===== DATA SECTION =====
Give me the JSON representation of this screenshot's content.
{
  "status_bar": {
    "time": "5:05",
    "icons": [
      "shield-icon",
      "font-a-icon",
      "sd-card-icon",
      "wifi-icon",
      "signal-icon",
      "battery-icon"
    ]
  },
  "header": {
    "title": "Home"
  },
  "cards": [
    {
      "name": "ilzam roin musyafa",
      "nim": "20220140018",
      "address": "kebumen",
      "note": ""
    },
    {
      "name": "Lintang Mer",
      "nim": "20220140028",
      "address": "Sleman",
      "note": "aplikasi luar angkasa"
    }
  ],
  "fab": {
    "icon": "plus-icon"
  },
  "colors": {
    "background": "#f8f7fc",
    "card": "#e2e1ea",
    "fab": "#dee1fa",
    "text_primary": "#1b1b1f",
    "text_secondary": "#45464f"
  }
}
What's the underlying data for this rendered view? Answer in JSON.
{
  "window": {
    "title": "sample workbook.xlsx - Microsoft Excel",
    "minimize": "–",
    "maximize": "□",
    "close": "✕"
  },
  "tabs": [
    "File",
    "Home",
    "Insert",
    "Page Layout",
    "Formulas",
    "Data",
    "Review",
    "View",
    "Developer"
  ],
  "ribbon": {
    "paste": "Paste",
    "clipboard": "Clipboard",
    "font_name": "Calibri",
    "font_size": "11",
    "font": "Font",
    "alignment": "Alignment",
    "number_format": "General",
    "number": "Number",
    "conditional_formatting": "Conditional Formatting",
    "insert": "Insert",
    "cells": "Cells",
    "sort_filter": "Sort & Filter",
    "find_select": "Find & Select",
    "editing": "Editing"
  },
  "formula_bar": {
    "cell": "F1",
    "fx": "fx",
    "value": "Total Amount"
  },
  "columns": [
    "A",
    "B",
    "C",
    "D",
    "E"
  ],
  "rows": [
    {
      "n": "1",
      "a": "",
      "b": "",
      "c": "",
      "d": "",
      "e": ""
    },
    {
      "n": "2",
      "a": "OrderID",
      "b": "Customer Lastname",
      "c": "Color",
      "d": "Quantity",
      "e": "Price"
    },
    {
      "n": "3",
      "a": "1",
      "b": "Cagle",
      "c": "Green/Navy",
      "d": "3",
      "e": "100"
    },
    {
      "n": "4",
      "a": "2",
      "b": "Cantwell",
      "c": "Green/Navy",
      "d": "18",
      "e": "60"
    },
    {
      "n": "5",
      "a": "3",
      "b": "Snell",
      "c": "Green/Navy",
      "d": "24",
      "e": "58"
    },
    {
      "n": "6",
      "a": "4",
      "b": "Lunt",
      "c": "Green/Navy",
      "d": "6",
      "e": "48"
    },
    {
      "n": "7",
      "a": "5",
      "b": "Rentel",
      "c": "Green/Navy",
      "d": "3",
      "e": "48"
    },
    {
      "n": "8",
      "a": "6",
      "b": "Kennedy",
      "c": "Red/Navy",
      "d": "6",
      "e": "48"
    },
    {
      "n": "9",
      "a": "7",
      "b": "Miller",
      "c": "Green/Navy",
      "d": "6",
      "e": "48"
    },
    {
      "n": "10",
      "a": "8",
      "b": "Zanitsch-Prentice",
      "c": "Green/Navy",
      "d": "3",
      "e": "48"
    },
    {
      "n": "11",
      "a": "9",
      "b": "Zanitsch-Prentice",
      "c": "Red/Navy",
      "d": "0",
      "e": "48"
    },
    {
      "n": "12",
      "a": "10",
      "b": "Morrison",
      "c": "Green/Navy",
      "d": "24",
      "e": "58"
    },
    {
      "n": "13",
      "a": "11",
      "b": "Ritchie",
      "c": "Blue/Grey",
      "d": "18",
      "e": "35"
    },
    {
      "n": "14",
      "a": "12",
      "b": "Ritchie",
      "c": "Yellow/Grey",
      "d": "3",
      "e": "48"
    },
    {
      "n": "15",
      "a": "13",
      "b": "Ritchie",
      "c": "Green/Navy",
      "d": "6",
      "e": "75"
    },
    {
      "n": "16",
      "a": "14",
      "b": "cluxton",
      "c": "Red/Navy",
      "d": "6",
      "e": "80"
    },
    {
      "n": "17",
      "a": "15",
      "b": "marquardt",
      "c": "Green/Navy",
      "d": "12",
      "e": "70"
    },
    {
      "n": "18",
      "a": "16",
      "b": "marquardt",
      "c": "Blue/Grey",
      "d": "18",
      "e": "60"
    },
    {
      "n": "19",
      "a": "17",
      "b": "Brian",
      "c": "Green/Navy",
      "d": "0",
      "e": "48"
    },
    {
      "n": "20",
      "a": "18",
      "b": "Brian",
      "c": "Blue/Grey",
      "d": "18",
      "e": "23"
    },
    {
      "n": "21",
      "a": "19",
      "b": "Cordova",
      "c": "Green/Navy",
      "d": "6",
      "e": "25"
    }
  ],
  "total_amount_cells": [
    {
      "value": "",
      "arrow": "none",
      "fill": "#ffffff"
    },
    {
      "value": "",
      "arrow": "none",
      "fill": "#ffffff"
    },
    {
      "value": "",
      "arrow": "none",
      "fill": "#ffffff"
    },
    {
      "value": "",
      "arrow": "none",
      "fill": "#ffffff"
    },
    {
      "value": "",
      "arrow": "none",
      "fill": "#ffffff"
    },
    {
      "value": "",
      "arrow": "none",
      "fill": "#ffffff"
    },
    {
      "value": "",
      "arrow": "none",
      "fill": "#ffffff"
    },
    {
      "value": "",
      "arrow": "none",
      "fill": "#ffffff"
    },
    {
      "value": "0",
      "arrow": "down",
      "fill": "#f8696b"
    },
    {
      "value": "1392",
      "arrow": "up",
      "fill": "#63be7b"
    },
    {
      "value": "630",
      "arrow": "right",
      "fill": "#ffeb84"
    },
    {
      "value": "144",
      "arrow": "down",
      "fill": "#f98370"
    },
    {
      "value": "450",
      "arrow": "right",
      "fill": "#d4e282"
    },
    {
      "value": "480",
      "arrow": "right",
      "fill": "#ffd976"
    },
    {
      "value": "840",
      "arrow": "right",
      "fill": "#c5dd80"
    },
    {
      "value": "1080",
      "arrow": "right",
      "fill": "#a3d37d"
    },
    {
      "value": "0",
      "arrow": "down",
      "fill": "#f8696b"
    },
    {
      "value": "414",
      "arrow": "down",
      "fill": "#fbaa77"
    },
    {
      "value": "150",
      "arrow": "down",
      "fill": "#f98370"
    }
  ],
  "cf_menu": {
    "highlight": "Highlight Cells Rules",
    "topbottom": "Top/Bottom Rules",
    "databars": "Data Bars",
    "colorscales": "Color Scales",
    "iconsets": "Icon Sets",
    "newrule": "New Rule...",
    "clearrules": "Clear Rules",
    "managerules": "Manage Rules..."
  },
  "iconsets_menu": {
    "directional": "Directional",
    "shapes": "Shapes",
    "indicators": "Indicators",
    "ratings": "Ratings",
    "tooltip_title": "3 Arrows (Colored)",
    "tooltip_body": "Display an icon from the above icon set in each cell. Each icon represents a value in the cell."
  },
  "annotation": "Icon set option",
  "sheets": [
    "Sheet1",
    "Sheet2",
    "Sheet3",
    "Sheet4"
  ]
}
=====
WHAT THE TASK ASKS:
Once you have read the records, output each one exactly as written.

RESPONSE TO THIS TASK:
Give me the JSON representation of this screenshot's content.
{
  "status_bar": {
    "time": "5:05",
    "icons": [
      "shield-icon",
      "font-a-icon",
      "sd-card-icon",
      "wifi-icon",
      "signal-icon",
      "battery-icon"
    ]
  },
  "header": {
    "title": "Home"
  },
  "cards": [
    {
      "name": "ilzam roin musyafa",
      "nim": "20220140018",
      "address": "kebumen",
      "note": ""
    },
    {
      "name": "Lintang Mer",
      "nim": "20220140028",
      "address": "Sleman",
      "note": "aplikasi luar angkasa"
    }
  ],
  "fab": {
    "icon": "plus-icon"
  },
  "colors": {
    "background": "#f8f7fc",
    "card": "#e2e1ea",
    "fab": "#dee1fa",
    "text_primary": "#1b1b1f",
    "text_secondary": "#45464f"
  }
}
What's the underlying data for this rendered view? Answer in JSON.
{
  "window": {
    "title": "sample workbook.xlsx - Microsoft Excel",
    "minimize": "–",
    "maximize": "□",
    "close": "✕"
  },
  "tabs": [
    "File",
    "Home",
    "Insert",
    "Page Layout",
    "Formulas",
    "Data",
    "Review",
    "View",
    "Developer"
  ],
  "ribbon": {
    "paste": "Paste",
    "clipboard": "Clipboard",
    "font_name": "Calibri",
    "font_size": "11",
    "font": "Font",
    "alignment": "Alignment",
    "number_format": "General",
    "number": "Number",
    "conditional_formatting": "Conditional Formatting",
    "insert": "Insert",
    "cells": "Cells",
    "sort_filter": "Sort & Filter",
    "find_select": "Find & Select",
    "editing": "Editing"
  },
  "formula_bar": {
    "cell": "F1",
    "fx": "fx",
    "value": "Total Amount"
  },
  "columns": [
    "A",
    "B",
    "C",
    "D",
    "E"
  ],
  "rows": [
    {
      "n": "1",
      "a": "",
      "b": "",
      "c": "",
      "d": "",
      "e": ""
    },
    {
      "n": "2",
      "a": "OrderID",
      "b": "Customer Lastname",
      "c": "Color",
      "d": "Quantity",
      "e": "Price"
    },
    {
      "n": "3",
      "a": "1",
      "b": "Cagle",
      "c": "Green/Navy",
      "d": "3",
      "e": "100"
    },
    {
      "n": "4",
      "a": "2",
      "b": "Cantwell",
      "c": "Green/Navy",
      "d": "18",
      "e": "60"
    },
    {
      "n": "5",
      "a": "3",
      "b": "Snell",
      "c": "Green/Navy",
      "d": "24",
      "e": "58"
    },
    {
      "n": "6",
      "a": "4",
      "b": "Lunt",
      "c": "Green/Navy",
      "d": "6",
      "e": "48"
    },
    {
      "n": "7",
      "a": "5",
      "b": "Rentel",
      "c": "Green/Navy",
      "d": "3",
      "e": "48"
    },
    {
      "n": "8",
      "a": "6",
      "b": "Kennedy",
      "c": "Red/Navy",
      "d": "6",
      "e": "48"
    },
    {
      "n": "9",
      "a": "7",
      "b": "Miller",
      "c": "Green/Navy",
      "d": "6",
      "e": "48"
    },
    {
      "n": "10",
      "a": "8",
      "b": "Zanitsch-Prentice",
      "c": "Green/Navy",
      "d": "3",
      "e": "48"
    },
    {
      "n": "11",
      "a": "9",
      "b": "Zanitsch-Prentice",
      "c": "Red/Navy",
      "d": "0",
      "e": "48"
    },
    {
      "n": "12",
      "a": "10",
      "b": "Morrison",
      "c": "Green/Navy",
      "d": "24",
      "e": "58"
    },
    {
      "n": "13",
      "a": "11",
      "b": "Ritchie",
      "c": "Blue/Grey",
      "d": "18",
      "e": "35"
    },
    {
      "n": "14",
      "a": "12",
      "b": "Ritchie",
      "c": "Yellow/Grey",
      "d": "3",
      "e": "48"
    },
    {
      "n": "15",
      "a": "13",
      "b": "Ritchie",
      "c": "Green/Navy",
      "d": "6",
      "e": "75"
    },
    {
      "n": "16",
      "a": "14",
      "b": "cluxton",
      "c": "Red/Navy",
      "d": "6",
      "e": "80"
    },
    {
      "n": "17",
      "a": "15",
      "b": "marquardt",
      "c": "Green/Navy",
      "d": "12",
      "e": "70"
    },
    {
      "n": "18",
      "a": "16",
      "b": "marquardt",
      "c": "Blue/Grey",
      "d": "18",
      "e": "60"
    },
    {
      "n": "19",
      "a": "17",
      "b": "Brian",
      "c": "Green/Navy",
      "d": "0",
      "e": "48"
    },
    {
      "n": "20",
      "a": "18",
      "b": "Brian",
      "c": "Blue/Grey",
      "d": "18",
      "e": "23"
    },
    {
      "n": "21",
      "a": "19",
      "b": "Cordova",
      "c": "Green/Navy",
      "d": "6",
      "e": "25"
    }
  ],
  "total_amount_cells": [
    {
      "value": "",
      "arrow": "none",
      "fill": "#ffffff"
    },
    {
      "value": "",
      "arrow": "none",
      "fill": "#ffffff"
    },
    {
      "value": "",
      "arrow": "none",
      "fill": "#ffffff"
    },
    {
      "value": "",
      "arrow": "none",
      "fill": "#ffffff"
    },
    {
      "value": "",
      "arrow": "none",
      "fill": "#ffffff"
    },
    {
      "value": "",
      "arrow": "none",
      "fill": "#ffffff"
    },
    {
      "value": "",
      "arrow": "none",
      "fill": "#ffffff"
    },
    {
      "value": "",
      "arrow": "none",
      "fill": "#ffffff"
    },
    {
      "value": "0",
      "arrow": "down",
      "fill": "#f8696b"
    },
    {
      "value": "1392",
      "arrow": "up",
      "fill": "#63be7b"
    },
    {
      "value": "630",
      "arrow": "right",
      "fill": "#ffeb84"
    },
    {
      "value": "144",
      "arrow": "down",
      "fill": "#f98370"
    },
    {
      "value": "450",
      "arrow": "right",
      "fill": "#d4e282"
    },
    {
      "value": "480",
      "arrow": "right",
      "fill": "#ffd976"
    },
    {
      "value": "840",
      "arrow": "right",
      "fill": "#c5dd80"
    },
    {
      "value": "1080",
      "arrow": "right",
      "fill": "#a3d37d"
    },
    {
      "value": "0",
      "arrow": "down",
      "fill": "#f8696b"
    },
    {
      "value": "414",
      "arrow": "down",
      "fill": "#fbaa77"
    },
    {
      "value": "150",
      "arrow": "down",
      "fill": "#f98370"
    }
  ],
  "cf_menu": {
    "highlight": "Highlight Cells Rules",
    "topbottom": "Top/Bottom Rules",
    "databars": "Data Bars",
    "colorscales": "Color Scales",
    "iconsets": "Icon Sets",
    "newrule": "New Rule...",
    "clearrules": "Clear Rules",
    "managerules": "Manage Rules..."
  },
  "iconsets_menu": {
    "directional": "Directional",
    "shapes": "Shapes",
    "indicators": "Indicators",
    "ratings": "Ratings",
    "tooltip_title": "3 Arrows (Colored)",
    "tooltip_body": "Display an icon from the above icon set in each cell. Each icon represents a value in the cell."
  },
  "annotation": "Icon set option",
  "sheets": [
    "Sheet1",
    "Sheet2",
    "Sheet3",
    "Sheet4"
  ]
}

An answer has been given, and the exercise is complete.